* _Task statement_
In full and unchanged, output the entries that follow.

==========

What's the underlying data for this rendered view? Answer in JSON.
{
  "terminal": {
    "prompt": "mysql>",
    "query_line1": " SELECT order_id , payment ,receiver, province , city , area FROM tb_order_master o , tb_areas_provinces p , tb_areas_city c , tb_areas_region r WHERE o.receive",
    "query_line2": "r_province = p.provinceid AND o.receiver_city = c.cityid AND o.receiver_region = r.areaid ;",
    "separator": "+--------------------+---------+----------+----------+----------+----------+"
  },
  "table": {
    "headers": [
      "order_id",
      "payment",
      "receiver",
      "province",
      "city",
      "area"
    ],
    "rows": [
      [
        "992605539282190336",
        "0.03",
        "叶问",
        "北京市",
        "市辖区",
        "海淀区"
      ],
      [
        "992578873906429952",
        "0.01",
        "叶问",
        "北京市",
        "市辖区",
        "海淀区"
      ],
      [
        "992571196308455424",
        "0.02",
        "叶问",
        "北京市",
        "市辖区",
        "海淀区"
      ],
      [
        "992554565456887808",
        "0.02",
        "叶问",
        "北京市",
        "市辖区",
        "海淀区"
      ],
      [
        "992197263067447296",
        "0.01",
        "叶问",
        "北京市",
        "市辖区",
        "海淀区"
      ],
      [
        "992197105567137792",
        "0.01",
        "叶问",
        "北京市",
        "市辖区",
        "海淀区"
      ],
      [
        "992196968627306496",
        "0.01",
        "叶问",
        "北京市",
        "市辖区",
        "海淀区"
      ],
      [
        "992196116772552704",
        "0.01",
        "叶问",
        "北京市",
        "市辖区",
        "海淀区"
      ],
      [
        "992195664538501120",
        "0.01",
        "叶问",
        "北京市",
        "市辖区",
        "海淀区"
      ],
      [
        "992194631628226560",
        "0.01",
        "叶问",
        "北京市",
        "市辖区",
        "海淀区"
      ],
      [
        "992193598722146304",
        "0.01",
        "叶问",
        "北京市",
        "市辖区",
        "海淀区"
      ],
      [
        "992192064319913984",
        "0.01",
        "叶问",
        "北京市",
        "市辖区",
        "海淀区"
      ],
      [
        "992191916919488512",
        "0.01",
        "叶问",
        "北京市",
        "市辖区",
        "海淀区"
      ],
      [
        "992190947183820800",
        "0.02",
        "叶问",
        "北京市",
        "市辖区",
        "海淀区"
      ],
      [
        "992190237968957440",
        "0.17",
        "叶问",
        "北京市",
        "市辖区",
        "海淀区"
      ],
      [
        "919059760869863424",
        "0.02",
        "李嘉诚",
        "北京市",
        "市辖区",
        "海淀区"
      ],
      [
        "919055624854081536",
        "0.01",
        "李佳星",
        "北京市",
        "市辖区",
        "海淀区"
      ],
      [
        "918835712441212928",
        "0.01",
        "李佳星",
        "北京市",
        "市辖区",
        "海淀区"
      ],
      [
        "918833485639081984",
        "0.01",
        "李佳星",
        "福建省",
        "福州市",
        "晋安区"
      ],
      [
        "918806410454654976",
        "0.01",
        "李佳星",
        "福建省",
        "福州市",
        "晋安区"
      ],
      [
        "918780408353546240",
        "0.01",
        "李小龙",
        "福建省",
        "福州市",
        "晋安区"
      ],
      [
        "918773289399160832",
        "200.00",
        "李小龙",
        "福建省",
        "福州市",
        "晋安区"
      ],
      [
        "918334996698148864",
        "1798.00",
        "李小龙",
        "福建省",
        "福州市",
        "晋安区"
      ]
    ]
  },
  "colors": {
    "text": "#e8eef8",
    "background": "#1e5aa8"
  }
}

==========

* _Your response_
What's the underlying data for this rendered view? Answer in JSON.
{
  "terminal": {
    "prompt": "mysql>",
    "query_line1": " SELECT order_id , payment ,receiver, province , city , area FROM tb_order_master o , tb_areas_provinces p , tb_areas_city c , tb_areas_region r WHERE o.receive",
    "query_line2": "r_province = p.provinceid AND o.receiver_city = c.cityid AND o.receiver_region = r.areaid ;",
    "separator": "+--------------------+---------+----------+----------+----------+----------+"
  },
  "table": {
    "headers": [
      "order_id",
      "payment",
      "receiver",
      "province",
      "city",
      "area"
    ],
    "rows": [
      [
        "992605539282190336",
        "0.03",
        "叶问",
        "北京市",
        "市辖区",
        "海淀区"
      ],
      [
        "992578873906429952",
        "0.01",
        "叶问",
        "北京市",
        "市辖区",
        "海淀区"
      ],
      [
        "992571196308455424",
        "0.02",
        "叶问",
        "北京市",
        "市辖区",
        "海淀区"
      ],
      [
        "992554565456887808",
        "0.02",
        "叶问",
        "北京市",
        "市辖区",
        "海淀区"
      ],
      [
        "992197263067447296",
        "0.01",
        "叶问",
        "北京市",
        "市辖区",
        "海淀区"
      ],
      [
        "992197105567137792",
        "0.01",
        "叶问",
        "北京市",
        "市辖区",
        "海淀区"
      ],
      [
        "992196968627306496",
        "0.01",
        "叶问",
        "北京市",
        "市辖区",
        "海淀区"
      ],
      [
        "992196116772552704",
        "0.01",
        "叶问",
        "北京市",
        "市辖区",
        "海淀区"
      ],
      [
        "992195664538501120",
        "0.01",
        "叶问",
        "北京市",
        "市辖区",
        "海淀区"
      ],
      [
        "992194631628226560",
        "0.01",
        "叶问",
        "北京市",
        "市辖区",
        "海淀区"
      ],
      [
        "992193598722146304",
        "0.01",
        "叶问",
        "北京市",
        "市辖区",
        "海淀区"
      ],
      [
        "992192064319913984",
        "0.01",
        "叶问",
        "北京市",
        "市辖区",
        "海淀区"
      ],
      [
        "992191916919488512",
        "0.01",
        "叶问",
        "北京市",
        "市辖区",
        "海淀区"
      ],
      [
        "992190947183820800",
        "0.02",
        "叶问",
        "北京市",
        "市辖区",
        "海淀区"
      ],
      [
        "992190237968957440",
        "0.17",
        "叶问",
        "北京市",
        "市辖区",
        "海淀区"
      ],
      [
        "919059760869863424",
        "0.02",
        "李嘉诚",
        "北京市",
        "市辖区",
        "海淀区"
      ],
      [
        "919055624854081536",
        "0.01",
        "李佳星",
        "北京市",
        "市辖区",
        "海淀区"
      ],
      [
        "918835712441212928",
        "0.01",
        "李佳星",
        "北京市",
        "市辖区",
        "海淀区"
      ],
      [
        "918833485639081984",
        "0.01",
        "李佳星",
        "福建省",
        "福州市",
        "晋安区"
      ],
      [
        "918806410454654976",
        "0.01",
        "李佳星",
        "福建省",
        "福州市",
        "晋安区"
      ],
      [
        "918780408353546240",
        "0.01",
        "李小龙",
        "福建省",
        "福州市",
        "晋安区"
      ],
      [
        "918773289399160832",
        "200.00",
        "李小龙",
        "福建省",
        "福州市",
        "晋安区"
      ],
      [
        "918334996698148864",
        "1798.00",
        "李小龙",
        "福建省",
        "福州市",
        "晋安区"
      ]
    ]
  },
  "colors": {
    "text": "#e8eef8",
    "background": "#1e5aa8"
  }
}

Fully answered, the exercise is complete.